■ **Exercise aim**
The required result is a line count: how many lines in this data hold the word "google". Give only that.
── Data listing ──
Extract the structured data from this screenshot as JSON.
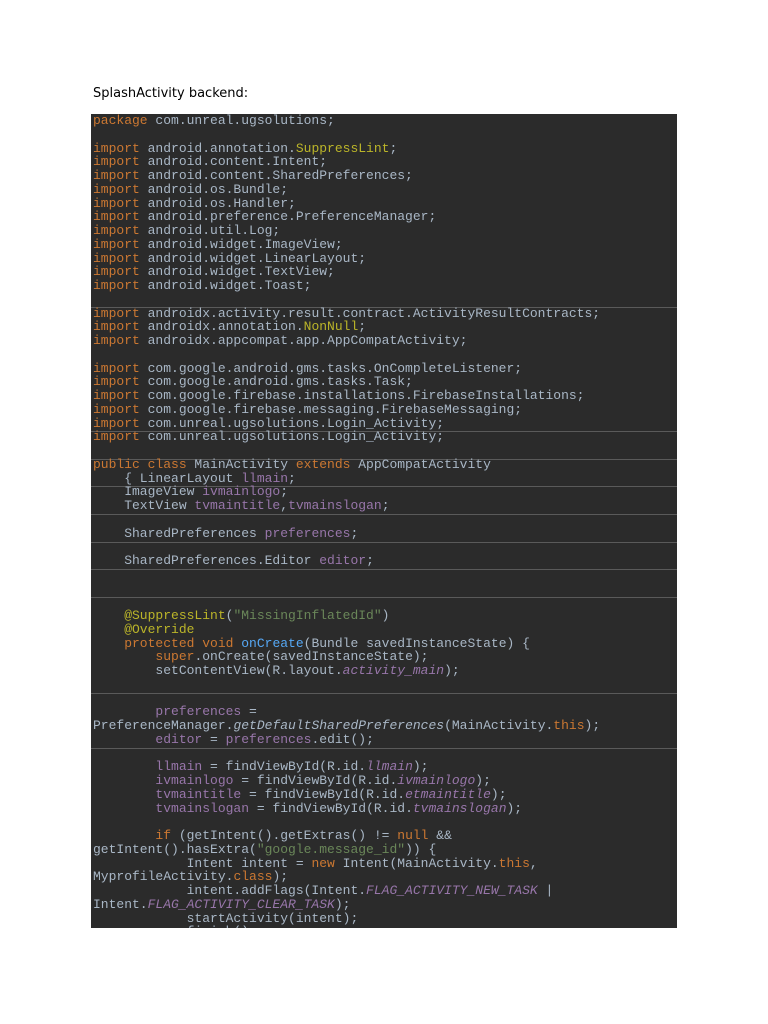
{
  "document": {
    "heading": "SplashActivity backend:"
  },
  "code": {
    "lines": [
      [
        {
          "t": "package",
          "c": "kw"
        },
        {
          "t": " com.unreal.ugsolutions;",
          "c": "tx"
        }
      ],
      [],
      [
        {
          "t": "import",
          "c": "kw"
        },
        {
          "t": " android.annotation.",
          "c": "tx"
        },
        {
          "t": "SuppressLint",
          "c": "an"
        },
        {
          "t": ";",
          "c": "tx"
        }
      ],
      [
        {
          "t": "import",
          "c": "kw"
        },
        {
          "t": " android.content.Intent;",
          "c": "tx"
        }
      ],
      [
        {
          "t": "import",
          "c": "kw"
        },
        {
          "t": " android.content.SharedPreferences;",
          "c": "tx"
        }
      ],
      [
        {
          "t": "import",
          "c": "kw"
        },
        {
          "t": " android.os.Bundle;",
          "c": "tx"
        }
      ],
      [
        {
          "t": "import",
          "c": "kw"
        },
        {
          "t": " android.os.Handler;",
          "c": "tx"
        }
      ],
      [
        {
          "t": "import",
          "c": "kw"
        },
        {
          "t": " android.preference.PreferenceManager;",
          "c": "tx"
        }
      ],
      [
        {
          "t": "import",
          "c": "kw"
        },
        {
          "t": " android.util.Log;",
          "c": "tx"
        }
      ],
      [
        {
          "t": "import",
          "c": "kw"
        },
        {
          "t": " android.widget.ImageView;",
          "c": "tx"
        }
      ],
      [
        {
          "t": "import",
          "c": "kw"
        },
        {
          "t": " android.widget.LinearLayout;",
          "c": "tx"
        }
      ],
      [
        {
          "t": "import",
          "c": "kw"
        },
        {
          "t": " android.widget.TextView;",
          "c": "tx"
        }
      ],
      [
        {
          "t": "import",
          "c": "kw"
        },
        {
          "t": " android.widget.Toast;",
          "c": "tx"
        }
      ],
      [],
      [
        {
          "t": "import",
          "c": "kw"
        },
        {
          "t": " androidx.activity.result.contract.ActivityResultContracts;",
          "c": "tx"
        }
      ],
      [
        {
          "t": "import",
          "c": "kw"
        },
        {
          "t": " androidx.annotation.",
          "c": "tx"
        },
        {
          "t": "NonNull",
          "c": "an"
        },
        {
          "t": ";",
          "c": "tx"
        }
      ],
      [
        {
          "t": "import",
          "c": "kw"
        },
        {
          "t": " androidx.appcompat.app.AppCompatActivity;",
          "c": "tx"
        }
      ],
      [],
      [
        {
          "t": "import",
          "c": "kw"
        },
        {
          "t": " com.google.android.gms.tasks.OnCompleteListener;",
          "c": "tx"
        }
      ],
      [
        {
          "t": "import",
          "c": "kw"
        },
        {
          "t": " com.google.android.gms.tasks.Task;",
          "c": "tx"
        }
      ],
      [
        {
          "t": "import",
          "c": "kw"
        },
        {
          "t": " com.google.firebase.installations.FirebaseInstallations;",
          "c": "tx"
        }
      ],
      [
        {
          "t": "import",
          "c": "kw"
        },
        {
          "t": " com.google.firebase.messaging.FirebaseMessaging;",
          "c": "tx"
        }
      ],
      [
        {
          "t": "import",
          "c": "kw"
        },
        {
          "t": " com.unreal.ugsolutions.Login_Activity;",
          "c": "tx"
        }
      ],
      [
        {
          "t": "import",
          "c": "kw"
        },
        {
          "t": " com.unreal.ugsolutions.Login_Activity;",
          "c": "tx"
        }
      ],
      [],
      [
        {
          "t": "public class",
          "c": "kw"
        },
        {
          "t": " MainActivity ",
          "c": "tx"
        },
        {
          "t": "extends",
          "c": "kw"
        },
        {
          "t": " AppCompatActivity",
          "c": "tx"
        }
      ],
      [
        {
          "t": "    { LinearLayout ",
          "c": "tx"
        },
        {
          "t": "llmain",
          "c": "fd"
        },
        {
          "t": ";",
          "c": "tx"
        }
      ],
      [
        {
          "t": "    ImageView ",
          "c": "tx"
        },
        {
          "t": "ivmainlogo",
          "c": "fd"
        },
        {
          "t": ";",
          "c": "tx"
        }
      ],
      [
        {
          "t": "    TextView ",
          "c": "tx"
        },
        {
          "t": "tvmaintitle",
          "c": "fd"
        },
        {
          "t": ",",
          "c": "tx"
        },
        {
          "t": "tvmainslogan",
          "c": "fd"
        },
        {
          "t": ";",
          "c": "tx"
        }
      ],
      [],
      [
        {
          "t": "    SharedPreferences ",
          "c": "tx"
        },
        {
          "t": "preferences",
          "c": "fd"
        },
        {
          "t": ";",
          "c": "tx"
        }
      ],
      [],
      [
        {
          "t": "    SharedPreferences.Editor ",
          "c": "tx"
        },
        {
          "t": "editor",
          "c": "fd"
        },
        {
          "t": ";",
          "c": "tx"
        }
      ],
      [],
      [],
      [],
      [
        {
          "t": "    @SuppressLint",
          "c": "an"
        },
        {
          "t": "(",
          "c": "tx"
        },
        {
          "t": "\"MissingInflatedId\"",
          "c": "st"
        },
        {
          "t": ")",
          "c": "tx"
        }
      ],
      [
        {
          "t": "    @Override",
          "c": "an"
        }
      ],
      [
        {
          "t": "    protected void ",
          "c": "kw"
        },
        {
          "t": "onCreate",
          "c": "mn"
        },
        {
          "t": "(Bundle savedInstanceState) {",
          "c": "tx"
        }
      ],
      [
        {
          "t": "        ",
          "c": "tx"
        },
        {
          "t": "super",
          "c": "kw"
        },
        {
          "t": ".onCreate(savedInstanceState);",
          "c": "tx"
        }
      ],
      [
        {
          "t": "        setContentView(R.layout.",
          "c": "tx"
        },
        {
          "t": "activity_main",
          "c": "fd it"
        },
        {
          "t": ");",
          "c": "tx"
        }
      ],
      [],
      [],
      [
        {
          "t": "        ",
          "c": "tx"
        },
        {
          "t": "preferences",
          "c": "fd"
        },
        {
          "t": " =",
          "c": "tx"
        }
      ],
      [
        {
          "t": "PreferenceManager.",
          "c": "tx"
        },
        {
          "t": "getDefaultSharedPreferences",
          "c": "tx it"
        },
        {
          "t": "(MainActivity.",
          "c": "tx"
        },
        {
          "t": "this",
          "c": "kw"
        },
        {
          "t": ");",
          "c": "tx"
        }
      ],
      [
        {
          "t": "        ",
          "c": "tx"
        },
        {
          "t": "editor",
          "c": "fd"
        },
        {
          "t": " = ",
          "c": "tx"
        },
        {
          "t": "preferences",
          "c": "fd"
        },
        {
          "t": ".edit();",
          "c": "tx"
        }
      ],
      [],
      [
        {
          "t": "        ",
          "c": "tx"
        },
        {
          "t": "llmain",
          "c": "fd"
        },
        {
          "t": " = findViewById(R.id.",
          "c": "tx"
        },
        {
          "t": "llmain",
          "c": "fd it"
        },
        {
          "t": ");",
          "c": "tx"
        }
      ],
      [
        {
          "t": "        ",
          "c": "tx"
        },
        {
          "t": "ivmainlogo",
          "c": "fd"
        },
        {
          "t": " = findViewById(R.id.",
          "c": "tx"
        },
        {
          "t": "ivmainlogo",
          "c": "fd it"
        },
        {
          "t": ");",
          "c": "tx"
        }
      ],
      [
        {
          "t": "        ",
          "c": "tx"
        },
        {
          "t": "tvmaintitle",
          "c": "fd"
        },
        {
          "t": " = findViewById(R.id.",
          "c": "tx"
        },
        {
          "t": "etmaintitle",
          "c": "fd it"
        },
        {
          "t": ");",
          "c": "tx"
        }
      ],
      [
        {
          "t": "        ",
          "c": "tx"
        },
        {
          "t": "tvmainslogan",
          "c": "fd"
        },
        {
          "t": " = findViewById(R.id.",
          "c": "tx"
        },
        {
          "t": "tvmainslogan",
          "c": "fd it"
        },
        {
          "t": ");",
          "c": "tx"
        }
      ],
      [],
      [
        {
          "t": "        ",
          "c": "tx"
        },
        {
          "t": "if",
          "c": "kw"
        },
        {
          "t": " (getIntent().getExtras() != ",
          "c": "tx"
        },
        {
          "t": "null",
          "c": "kw"
        },
        {
          "t": " &&",
          "c": "tx"
        }
      ],
      [
        {
          "t": "getIntent().hasExtra(",
          "c": "tx"
        },
        {
          "t": "\"google.message_id\"",
          "c": "st"
        },
        {
          "t": ")) {",
          "c": "tx"
        }
      ],
      [
        {
          "t": "            Intent intent = ",
          "c": "tx"
        },
        {
          "t": "new",
          "c": "kw"
        },
        {
          "t": " Intent(MainActivity.",
          "c": "tx"
        },
        {
          "t": "this",
          "c": "kw"
        },
        {
          "t": ",",
          "c": "tx"
        }
      ],
      [
        {
          "t": "MyprofileActivity.",
          "c": "tx"
        },
        {
          "t": "class",
          "c": "kw"
        },
        {
          "t": ");",
          "c": "tx"
        }
      ],
      [
        {
          "t": "            intent.addFlags(Intent.",
          "c": "tx"
        },
        {
          "t": "FLAG_ACTIVITY_NEW_TASK",
          "c": "fd it"
        },
        {
          "t": " |",
          "c": "tx"
        }
      ],
      [
        {
          "t": "Intent.",
          "c": "tx"
        },
        {
          "t": "FLAG_ACTIVITY_CLEAR_TASK",
          "c": "fd it"
        },
        {
          "t": ");",
          "c": "tx"
        }
      ],
      [
        {
          "t": "            startActivity(intent);",
          "c": "tx"
        }
      ],
      [
        {
          "t": "            finish();",
          "c": "tx"
        }
      ]
    ]
  },
  "colors": {
    "background": "#2b2b2b",
    "plain": "#a9b7c6",
    "keyword": "#cc7832",
    "annotation": "#bbb529",
    "field": "#9876aa",
    "string": "#6a8759",
    "method": "#56a8f5"
  }
}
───
■ **Output below**
5